Element data from apps and pages:
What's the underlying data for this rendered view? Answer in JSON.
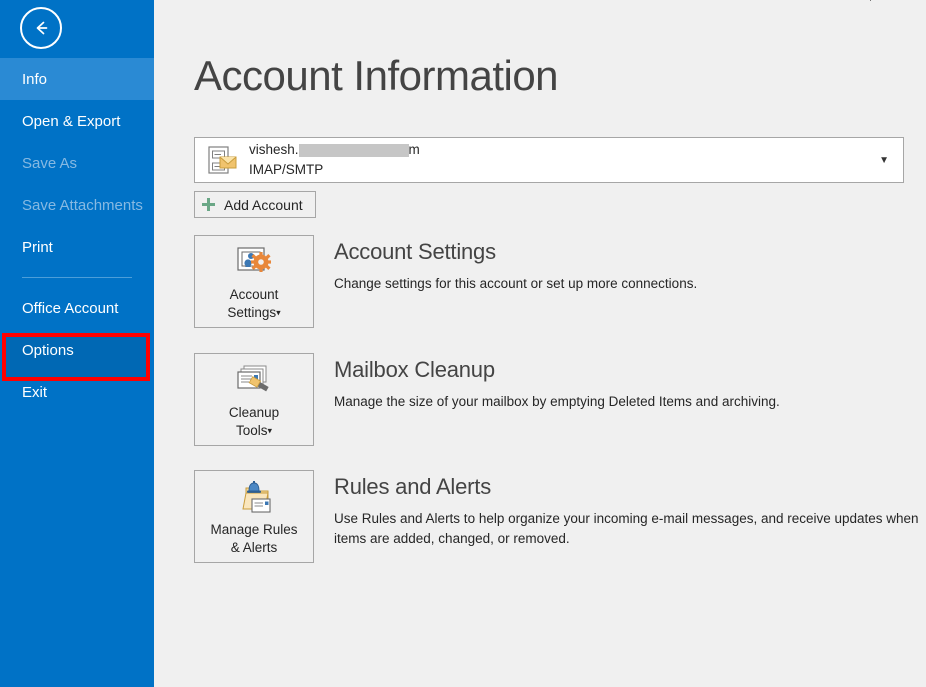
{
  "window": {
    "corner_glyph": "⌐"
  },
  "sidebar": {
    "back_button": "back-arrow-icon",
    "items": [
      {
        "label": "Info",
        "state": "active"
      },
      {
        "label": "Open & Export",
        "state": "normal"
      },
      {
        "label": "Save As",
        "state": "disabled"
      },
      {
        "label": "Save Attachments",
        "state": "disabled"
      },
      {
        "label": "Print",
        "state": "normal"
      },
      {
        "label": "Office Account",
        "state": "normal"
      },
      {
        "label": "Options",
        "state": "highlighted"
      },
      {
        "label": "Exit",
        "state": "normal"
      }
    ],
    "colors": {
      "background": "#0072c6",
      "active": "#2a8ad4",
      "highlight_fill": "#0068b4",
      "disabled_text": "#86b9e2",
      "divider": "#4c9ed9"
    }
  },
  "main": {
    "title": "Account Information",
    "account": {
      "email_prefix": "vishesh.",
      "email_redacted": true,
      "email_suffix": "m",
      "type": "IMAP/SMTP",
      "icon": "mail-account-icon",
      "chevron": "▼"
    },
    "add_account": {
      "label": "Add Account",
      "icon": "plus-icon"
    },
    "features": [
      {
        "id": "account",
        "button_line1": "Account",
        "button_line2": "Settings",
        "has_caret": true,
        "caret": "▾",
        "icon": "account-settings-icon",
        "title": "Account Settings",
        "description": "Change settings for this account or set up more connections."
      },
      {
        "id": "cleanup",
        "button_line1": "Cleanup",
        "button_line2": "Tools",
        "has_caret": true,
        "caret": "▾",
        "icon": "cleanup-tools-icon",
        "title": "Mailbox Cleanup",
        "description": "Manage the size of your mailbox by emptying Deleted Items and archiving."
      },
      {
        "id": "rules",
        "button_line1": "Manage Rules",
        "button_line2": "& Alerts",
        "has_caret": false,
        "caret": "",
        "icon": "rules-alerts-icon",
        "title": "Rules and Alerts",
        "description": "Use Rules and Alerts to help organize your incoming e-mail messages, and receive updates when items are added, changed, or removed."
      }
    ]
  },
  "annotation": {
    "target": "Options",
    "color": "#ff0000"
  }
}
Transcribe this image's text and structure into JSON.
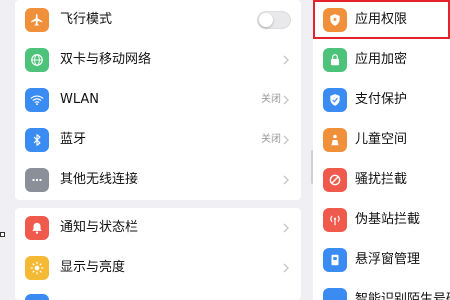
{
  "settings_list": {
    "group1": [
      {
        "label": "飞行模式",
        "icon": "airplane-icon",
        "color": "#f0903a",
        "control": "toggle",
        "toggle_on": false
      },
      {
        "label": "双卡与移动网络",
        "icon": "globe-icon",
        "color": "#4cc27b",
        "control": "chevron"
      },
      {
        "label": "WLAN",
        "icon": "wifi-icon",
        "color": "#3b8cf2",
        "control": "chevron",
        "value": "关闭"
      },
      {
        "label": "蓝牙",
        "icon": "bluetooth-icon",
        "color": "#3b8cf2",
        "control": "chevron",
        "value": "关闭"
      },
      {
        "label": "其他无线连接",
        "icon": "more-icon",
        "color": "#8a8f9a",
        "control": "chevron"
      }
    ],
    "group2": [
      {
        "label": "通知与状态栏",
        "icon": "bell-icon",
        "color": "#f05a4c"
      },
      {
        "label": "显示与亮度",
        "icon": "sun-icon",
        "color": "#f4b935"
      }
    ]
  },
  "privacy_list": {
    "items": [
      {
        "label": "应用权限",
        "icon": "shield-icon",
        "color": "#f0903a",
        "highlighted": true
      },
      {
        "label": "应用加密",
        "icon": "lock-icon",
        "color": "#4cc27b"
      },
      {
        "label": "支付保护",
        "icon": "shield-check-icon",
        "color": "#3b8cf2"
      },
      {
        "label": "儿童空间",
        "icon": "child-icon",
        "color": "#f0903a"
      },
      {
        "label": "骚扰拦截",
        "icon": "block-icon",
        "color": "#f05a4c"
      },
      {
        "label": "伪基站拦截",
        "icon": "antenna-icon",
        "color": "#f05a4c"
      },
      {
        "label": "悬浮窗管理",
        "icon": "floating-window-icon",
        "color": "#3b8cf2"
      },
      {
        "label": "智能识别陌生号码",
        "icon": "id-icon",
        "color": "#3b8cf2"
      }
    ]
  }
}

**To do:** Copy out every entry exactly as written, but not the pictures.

**Result for this task:**
What's the underlying data for this rendered view? Answer in JSON.
{
  "window": {
    "corner_glyph": "⌐"
  },
  "sidebar": {
    "back_button": "back-arrow-icon",
    "items": [
      {
        "label": "Info",
        "state": "active"
      },
      {
        "label": "Open & Export",
        "state": "normal"
      },
      {
        "label": "Save As",
        "state": "disabled"
      },
      {
        "label": "Save Attachments",
        "state": "disabled"
      },
      {
        "label": "Print",
        "state": "normal"
      },
      {
        "label": "Office Account",
        "state": "normal"
      },
      {
        "label": "Options",
        "state": "highlighted"
      },
      {
        "label": "Exit",
        "state": "normal"
      }
    ],
    "colors": {
      "background": "#0072c6",
      "active": "#2a8ad4",
      "highlight_fill": "#0068b4",
      "disabled_text": "#86b9e2",
      "divider": "#4c9ed9"
    }
  },
  "main": {
    "title": "Account Information",
    "account": {
      "email_prefix": "vishesh.",
      "email_redacted": true,
      "email_suffix": "m",
      "type": "IMAP/SMTP",
      "icon": "mail-account-icon",
      "chevron": "▼"
    },
    "add_account": {
      "label": "Add Account",
      "icon": "plus-icon"
    },
    "features": [
      {
        "id": "account",
        "button_line1": "Account",
        "button_line2": "Settings",
        "has_caret": true,
        "caret": "▾",
        "icon": "account-settings-icon",
        "title": "Account Settings",
        "description": "Change settings for this account or set up more connections."
      },
      {
        "id": "cleanup",
        "button_line1": "Cleanup",
        "button_line2": "Tools",
        "has_caret": true,
        "caret": "▾",
        "icon": "cleanup-tools-icon",
        "title": "Mailbox Cleanup",
        "description": "Manage the size of your mailbox by emptying Deleted Items and archiving."
      },
      {
        "id": "rules",
        "button_line1": "Manage Rules",
        "button_line2": "& Alerts",
        "has_caret": false,
        "caret": "",
        "icon": "rules-alerts-icon",
        "title": "Rules and Alerts",
        "description": "Use Rules and Alerts to help organize your incoming e-mail messages, and receive updates when items are added, changed, or removed."
      }
    ]
  },
  "annotation": {
    "target": "Options",
    "color": "#ff0000"
  }
}
Transcribe this image's text and structure into JSON.
{
  "settings_list": {
    "group1": [
      {
        "label": "飞行模式",
        "icon": "airplane-icon",
        "color": "#f0903a",
        "control": "toggle",
        "toggle_on": false
      },
      {
        "label": "双卡与移动网络",
        "icon": "globe-icon",
        "color": "#4cc27b",
        "control": "chevron"
      },
      {
        "label": "WLAN",
        "icon": "wifi-icon",
        "color": "#3b8cf2",
        "control": "chevron",
        "value": "关闭"
      },
      {
        "label": "蓝牙",
        "icon": "bluetooth-icon",
        "color": "#3b8cf2",
        "control": "chevron",
        "value": "关闭"
      },
      {
        "label": "其他无线连接",
        "icon": "more-icon",
        "color": "#8a8f9a",
        "control": "chevron"
      }
    ],
    "group2": [
      {
        "label": "通知与状态栏",
        "icon": "bell-icon",
        "color": "#f05a4c"
      },
      {
        "label": "显示与亮度",
        "icon": "sun-icon",
        "color": "#f4b935"
      }
    ]
  },
  "privacy_list": {
    "items": [
      {
        "label": "应用权限",
        "icon": "shield-icon",
        "color": "#f0903a",
        "highlighted": true
      },
      {
        "label": "应用加密",
        "icon": "lock-icon",
        "color": "#4cc27b"
      },
      {
        "label": "支付保护",
        "icon": "shield-check-icon",
        "color": "#3b8cf2"
      },
      {
        "label": "儿童空间",
        "icon": "child-icon",
        "color": "#f0903a"
      },
      {
        "label": "骚扰拦截",
        "icon": "block-icon",
        "color": "#f05a4c"
      },
      {
        "label": "伪基站拦截",
        "icon": "antenna-icon",
        "color": "#f05a4c"
      },
      {
        "label": "悬浮窗管理",
        "icon": "floating-window-icon",
        "color": "#3b8cf2"
      },
      {
        "label": "智能识别陌生号码",
        "icon": "id-icon",
        "color": "#3b8cf2"
      }
    ]
  }
}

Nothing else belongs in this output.